## Problem details
Give each entry back by retyping it exactly as written.

## Supplied material
"""

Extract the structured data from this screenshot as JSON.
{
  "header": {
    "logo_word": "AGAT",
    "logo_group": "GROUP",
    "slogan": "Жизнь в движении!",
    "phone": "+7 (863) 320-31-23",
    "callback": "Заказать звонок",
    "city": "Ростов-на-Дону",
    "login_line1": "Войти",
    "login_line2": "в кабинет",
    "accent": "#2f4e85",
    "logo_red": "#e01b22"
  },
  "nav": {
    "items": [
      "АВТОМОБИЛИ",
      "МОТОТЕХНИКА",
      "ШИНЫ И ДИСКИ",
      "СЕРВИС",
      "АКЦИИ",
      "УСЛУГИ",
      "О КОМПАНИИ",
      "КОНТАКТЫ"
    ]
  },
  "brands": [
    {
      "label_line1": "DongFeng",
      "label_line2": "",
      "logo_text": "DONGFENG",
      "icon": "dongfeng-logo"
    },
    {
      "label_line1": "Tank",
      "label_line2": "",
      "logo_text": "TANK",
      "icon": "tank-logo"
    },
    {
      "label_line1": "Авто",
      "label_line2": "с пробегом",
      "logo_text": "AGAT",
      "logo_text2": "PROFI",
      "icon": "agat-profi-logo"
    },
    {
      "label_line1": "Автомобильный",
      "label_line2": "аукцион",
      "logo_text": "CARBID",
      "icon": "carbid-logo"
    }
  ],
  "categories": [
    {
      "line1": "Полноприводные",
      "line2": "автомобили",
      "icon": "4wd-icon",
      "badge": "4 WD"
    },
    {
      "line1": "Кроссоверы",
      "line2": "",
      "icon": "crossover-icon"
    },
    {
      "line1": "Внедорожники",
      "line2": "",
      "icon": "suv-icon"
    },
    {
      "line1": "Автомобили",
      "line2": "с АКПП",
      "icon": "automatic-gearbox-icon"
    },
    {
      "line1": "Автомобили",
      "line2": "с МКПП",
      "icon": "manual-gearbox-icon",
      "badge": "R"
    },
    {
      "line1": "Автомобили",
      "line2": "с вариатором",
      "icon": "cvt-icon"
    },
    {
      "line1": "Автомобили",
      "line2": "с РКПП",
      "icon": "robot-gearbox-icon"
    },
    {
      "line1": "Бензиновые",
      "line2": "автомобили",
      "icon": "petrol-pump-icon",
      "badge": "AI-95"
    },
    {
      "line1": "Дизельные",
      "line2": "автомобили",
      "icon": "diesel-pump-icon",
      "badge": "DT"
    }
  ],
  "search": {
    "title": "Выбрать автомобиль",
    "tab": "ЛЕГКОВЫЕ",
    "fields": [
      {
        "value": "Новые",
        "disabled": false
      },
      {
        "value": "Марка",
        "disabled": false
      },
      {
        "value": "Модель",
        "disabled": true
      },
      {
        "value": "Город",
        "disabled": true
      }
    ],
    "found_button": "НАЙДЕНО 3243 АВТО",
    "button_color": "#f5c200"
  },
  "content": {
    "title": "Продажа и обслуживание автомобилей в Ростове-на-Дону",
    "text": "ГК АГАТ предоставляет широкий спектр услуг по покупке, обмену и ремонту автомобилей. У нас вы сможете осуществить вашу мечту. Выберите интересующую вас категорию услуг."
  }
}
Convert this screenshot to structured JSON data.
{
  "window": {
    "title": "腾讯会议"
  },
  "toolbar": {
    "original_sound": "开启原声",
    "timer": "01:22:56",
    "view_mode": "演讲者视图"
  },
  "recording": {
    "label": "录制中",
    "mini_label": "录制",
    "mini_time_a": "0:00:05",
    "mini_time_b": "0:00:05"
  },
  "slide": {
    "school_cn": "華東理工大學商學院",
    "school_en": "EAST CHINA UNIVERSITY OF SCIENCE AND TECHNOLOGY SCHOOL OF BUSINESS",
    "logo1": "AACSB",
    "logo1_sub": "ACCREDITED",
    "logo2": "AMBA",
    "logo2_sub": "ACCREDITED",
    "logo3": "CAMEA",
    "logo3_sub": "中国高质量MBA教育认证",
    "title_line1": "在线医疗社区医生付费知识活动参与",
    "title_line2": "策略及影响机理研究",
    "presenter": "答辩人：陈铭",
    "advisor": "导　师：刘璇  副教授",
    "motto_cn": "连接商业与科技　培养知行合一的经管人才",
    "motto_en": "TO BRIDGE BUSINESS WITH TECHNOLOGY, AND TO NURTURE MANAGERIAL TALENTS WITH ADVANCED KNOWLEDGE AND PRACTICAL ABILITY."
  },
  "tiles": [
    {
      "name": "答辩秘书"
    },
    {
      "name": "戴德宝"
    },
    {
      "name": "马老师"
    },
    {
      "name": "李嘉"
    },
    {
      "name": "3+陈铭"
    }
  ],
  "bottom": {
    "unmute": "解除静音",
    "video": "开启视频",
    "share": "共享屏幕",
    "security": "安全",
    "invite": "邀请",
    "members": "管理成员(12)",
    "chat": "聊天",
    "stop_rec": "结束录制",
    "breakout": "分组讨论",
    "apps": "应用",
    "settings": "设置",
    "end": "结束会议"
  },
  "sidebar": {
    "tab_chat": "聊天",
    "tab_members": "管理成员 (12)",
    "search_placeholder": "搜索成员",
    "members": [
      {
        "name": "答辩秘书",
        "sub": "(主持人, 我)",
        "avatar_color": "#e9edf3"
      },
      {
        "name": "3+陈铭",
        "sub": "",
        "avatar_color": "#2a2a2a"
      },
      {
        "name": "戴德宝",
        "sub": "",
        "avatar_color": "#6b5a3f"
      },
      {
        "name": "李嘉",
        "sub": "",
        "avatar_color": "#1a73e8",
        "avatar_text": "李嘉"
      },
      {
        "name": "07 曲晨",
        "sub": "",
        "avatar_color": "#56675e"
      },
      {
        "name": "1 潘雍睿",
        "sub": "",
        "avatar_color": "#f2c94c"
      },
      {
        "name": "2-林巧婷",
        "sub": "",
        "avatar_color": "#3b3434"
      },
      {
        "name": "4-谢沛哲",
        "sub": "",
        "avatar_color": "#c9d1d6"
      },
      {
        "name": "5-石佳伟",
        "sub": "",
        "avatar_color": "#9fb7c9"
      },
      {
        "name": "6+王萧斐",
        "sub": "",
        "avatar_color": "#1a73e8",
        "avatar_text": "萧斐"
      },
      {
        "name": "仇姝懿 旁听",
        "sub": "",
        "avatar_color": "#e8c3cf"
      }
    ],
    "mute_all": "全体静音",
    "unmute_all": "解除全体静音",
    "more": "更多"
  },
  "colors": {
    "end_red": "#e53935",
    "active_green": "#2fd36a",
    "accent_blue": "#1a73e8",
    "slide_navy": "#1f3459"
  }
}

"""

## Output below
Extract the structured data from this screenshot as JSON.
{
  "header": {
    "logo_word": "AGAT",
    "logo_group": "GROUP",
    "slogan": "Жизнь в движении!",
    "phone": "+7 (863) 320-31-23",
    "callback": "Заказать звонок",
    "city": "Ростов-на-Дону",
    "login_line1": "Войти",
    "login_line2": "в кабинет",
    "accent": "#2f4e85",
    "logo_red": "#e01b22"
  },
  "nav": {
    "items": [
      "АВТОМОБИЛИ",
      "МОТОТЕХНИКА",
      "ШИНЫ И ДИСКИ",
      "СЕРВИС",
      "АКЦИИ",
      "УСЛУГИ",
      "О КОМПАНИИ",
      "КОНТАКТЫ"
    ]
  },
  "brands": [
    {
      "label_line1": "DongFeng",
      "label_line2": "",
      "logo_text": "DONGFENG",
      "icon": "dongfeng-logo"
    },
    {
      "label_line1": "Tank",
      "label_line2": "",
      "logo_text": "TANK",
      "icon": "tank-logo"
    },
    {
      "label_line1": "Авто",
      "label_line2": "с пробегом",
      "logo_text": "AGAT",
      "logo_text2": "PROFI",
      "icon": "agat-profi-logo"
    },
    {
      "label_line1": "Автомобильный",
      "label_line2": "аукцион",
      "logo_text": "CARBID",
      "icon": "carbid-logo"
    }
  ],
  "categories": [
    {
      "line1": "Полноприводные",
      "line2": "автомобили",
      "icon": "4wd-icon",
      "badge": "4 WD"
    },
    {
      "line1": "Кроссоверы",
      "line2": "",
      "icon": "crossover-icon"
    },
    {
      "line1": "Внедорожники",
      "line2": "",
      "icon": "suv-icon"
    },
    {
      "line1": "Автомобили",
      "line2": "с АКПП",
      "icon": "automatic-gearbox-icon"
    },
    {
      "line1": "Автомобили",
      "line2": "с МКПП",
      "icon": "manual-gearbox-icon",
      "badge": "R"
    },
    {
      "line1": "Автомобили",
      "line2": "с вариатором",
      "icon": "cvt-icon"
    },
    {
      "line1": "Автомобили",
      "line2": "с РКПП",
      "icon": "robot-gearbox-icon"
    },
    {
      "line1": "Бензиновые",
      "line2": "автомобили",
      "icon": "petrol-pump-icon",
      "badge": "AI-95"
    },
    {
      "line1": "Дизельные",
      "line2": "автомобили",
      "icon": "diesel-pump-icon",
      "badge": "DT"
    }
  ],
  "search": {
    "title": "Выбрать автомобиль",
    "tab": "ЛЕГКОВЫЕ",
    "fields": [
      {
        "value": "Новые",
        "disabled": false
      },
      {
        "value": "Марка",
        "disabled": false
      },
      {
        "value": "Модель",
        "disabled": true
      },
      {
        "value": "Город",
        "disabled": true
      }
    ],
    "found_button": "НАЙДЕНО 3243 АВТО",
    "button_color": "#f5c200"
  },
  "content": {
    "title": "Продажа и обслуживание автомобилей в Ростове-на-Дону",
    "text": "ГК АГАТ предоставляет широкий спектр услуг по покупке, обмену и ремонту автомобилей. У нас вы сможете осуществить вашу мечту. Выберите интересующую вас категорию услуг."
  }
}
Convert this screenshot to structured JSON data.
{
  "window": {
    "title": "腾讯会议"
  },
  "toolbar": {
    "original_sound": "开启原声",
    "timer": "01:22:56",
    "view_mode": "演讲者视图"
  },
  "recording": {
    "label": "录制中",
    "mini_label": "录制",
    "mini_time_a": "0:00:05",
    "mini_time_b": "0:00:05"
  },
  "slide": {
    "school_cn": "華東理工大學商學院",
    "school_en": "EAST CHINA UNIVERSITY OF SCIENCE AND TECHNOLOGY SCHOOL OF BUSINESS",
    "logo1": "AACSB",
    "logo1_sub": "ACCREDITED",
    "logo2": "AMBA",
    "logo2_sub": "ACCREDITED",
    "logo3": "CAMEA",
    "logo3_sub": "中国高质量MBA教育认证",
    "title_line1": "在线医疗社区医生付费知识活动参与",
    "title_line2": "策略及影响机理研究",
    "presenter": "答辩人：陈铭",
    "advisor": "导　师：刘璇  副教授",
    "motto_cn": "连接商业与科技　培养知行合一的经管人才",
    "motto_en": "TO BRIDGE BUSINESS WITH TECHNOLOGY, AND TO NURTURE MANAGERIAL TALENTS WITH ADVANCED KNOWLEDGE AND PRACTICAL ABILITY."
  },
  "tiles": [
    {
      "name": "答辩秘书"
    },
    {
      "name": "戴德宝"
    },
    {
      "name": "马老师"
    },
    {
      "name": "李嘉"
    },
    {
      "name": "3+陈铭"
    }
  ],
  "bottom": {
    "unmute": "解除静音",
    "video": "开启视频",
    "share": "共享屏幕",
    "security": "安全",
    "invite": "邀请",
    "members": "管理成员(12)",
    "chat": "聊天",
    "stop_rec": "结束录制",
    "breakout": "分组讨论",
    "apps": "应用",
    "settings": "设置",
    "end": "结束会议"
  },
  "sidebar": {
    "tab_chat": "聊天",
    "tab_members": "管理成员 (12)",
    "search_placeholder": "搜索成员",
    "members": [
      {
        "name": "答辩秘书",
        "sub": "(主持人, 我)",
        "avatar_color": "#e9edf3"
      },
      {
        "name": "3+陈铭",
        "sub": "",
        "avatar_color": "#2a2a2a"
      },
      {
        "name": "戴德宝",
        "sub": "",
        "avatar_color": "#6b5a3f"
      },
      {
        "name": "李嘉",
        "sub": "",
        "avatar_color": "#1a73e8",
        "avatar_text": "李嘉"
      },
      {
        "name": "07 曲晨",
        "sub": "",
        "avatar_color": "#56675e"
      },
      {
        "name": "1 潘雍睿",
        "sub": "",
        "avatar_color": "#f2c94c"
      },
      {
        "name": "2-林巧婷",
        "sub": "",
        "avatar_color": "#3b3434"
      },
      {
        "name": "4-谢沛哲",
        "sub": "",
        "avatar_color": "#c9d1d6"
      },
      {
        "name": "5-石佳伟",
        "sub": "",
        "avatar_color": "#9fb7c9"
      },
      {
        "name": "6+王萧斐",
        "sub": "",
        "avatar_color": "#1a73e8",
        "avatar_text": "萧斐"
      },
      {
        "name": "仇姝懿 旁听",
        "sub": "",
        "avatar_color": "#e8c3cf"
      }
    ],
    "mute_all": "全体静音",
    "unmute_all": "解除全体静音",
    "more": "更多"
  },
  "colors": {
    "end_red": "#e53935",
    "active_green": "#2fd36a",
    "accent_blue": "#1a73e8",
    "slide_navy": "#1f3459"
  }
}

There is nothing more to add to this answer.